William Hirst

I completed my undergraduate degree at Vassar College with a dual major in Biochemistry and German Studies. I then spent a year in Dresden, which included an internship in the lab of Simon Alberti at the Max Planck Institute for Molecular Cell Biology and Genetics, where I studied molecular chaperones in yeast. For my Master’s work, I investigated enzymes that cleave RNA-DNA hybrids in bacteria in the lab of Lyle Simmons at the University of Michigan. After graduation, I returned to Germany to work in the Reber lab.
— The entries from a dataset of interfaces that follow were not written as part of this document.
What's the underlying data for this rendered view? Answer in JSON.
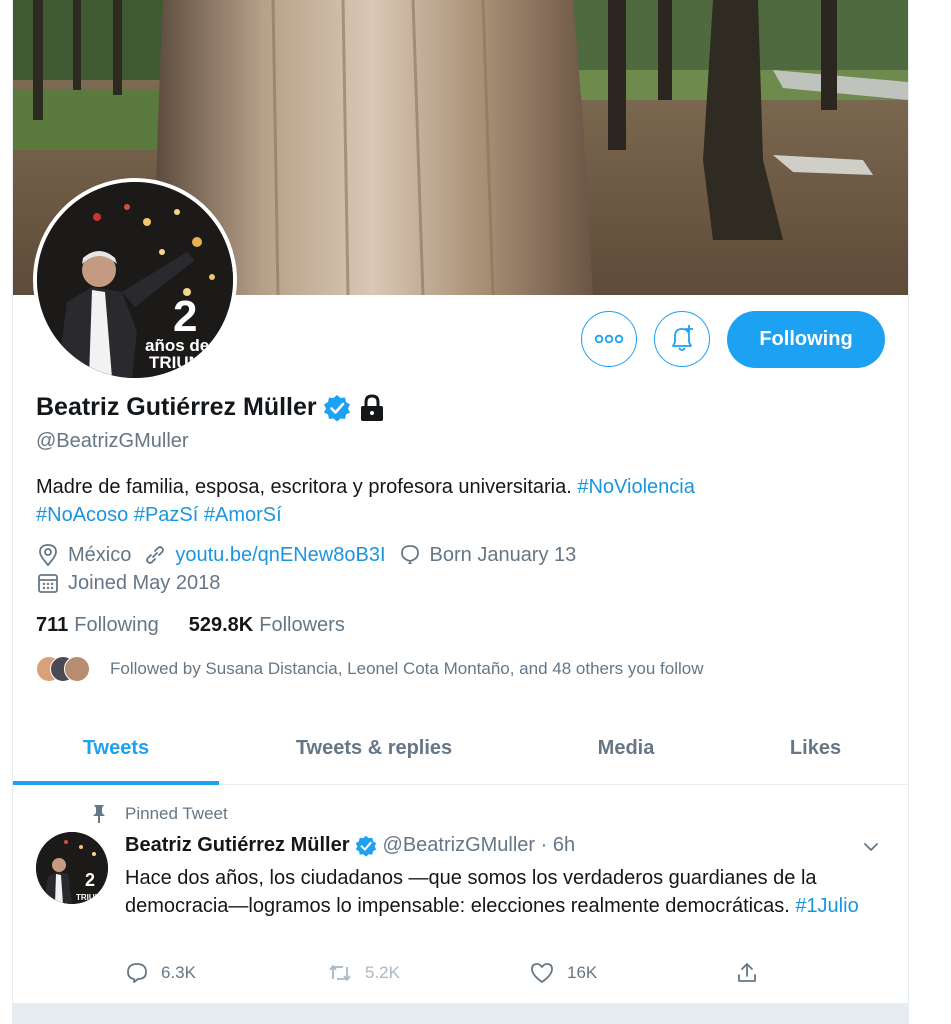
{
  "profile": {
    "name": "Beatriz Gutiérrez Müller",
    "handle": "@BeatrizGMuller",
    "bio_text": "Madre de familia, esposa, escritora y profesora universitaria. ",
    "hashtags": [
      "#NoViolencia",
      "#NoAcoso",
      "#PazSí",
      "#AmorSí"
    ],
    "location": "México",
    "website": "youtu.be/qnENew8oB3I",
    "birthday": "Born January 13",
    "joined": "Joined May 2018",
    "following_count": "711",
    "following_label": "Following",
    "followers_count": "529.8K",
    "followers_label": "Followers",
    "followed_by": "Followed by Susana Distancia, Leonel Cota Montaño, and 48 others you follow",
    "avatar_text_big": "2",
    "avatar_text_small": "años de",
    "avatar_text_small2": "TRIUN"
  },
  "actions": {
    "more_icon": "more-icon",
    "notify_icon": "bell-plus-icon",
    "follow_label": "Following"
  },
  "tabs": [
    "Tweets",
    "Tweets & replies",
    "Media",
    "Likes"
  ],
  "tweet": {
    "pinned_label": "Pinned Tweet",
    "author": "Beatriz Gutiérrez Müller",
    "handle_time": "@BeatrizGMuller · 6h",
    "text": "Hace dos años, los ciudadanos —que somos los verdaderos guardianes de la democracia—logramos lo impensable: elecciones realmente democráticas. ",
    "hashtag": "#1Julio",
    "replies": "6.3K",
    "retweets": "5.2K",
    "likes": "16K"
  },
  "colors": {
    "accent": "#1da1f2",
    "muted": "#657786",
    "text": "#14171a"
  }
}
I am interested in the basic building blocks of the mitotic spindle, namely microtubules and the tubulin subunits from which they are formed. Using advanced imaging techniques such as total internal reflection fluorescence (TIRF) microscopy, I will characterize the dynamics of microtubule polymerization and depolymerization under various conditions.


IRI for the Life Sciences | Humboldt-Universität zu Berlin |

Haus 18 | Philippstr. 13 | 10115 Berlin


Humboldt University
IRI for the Life Sciences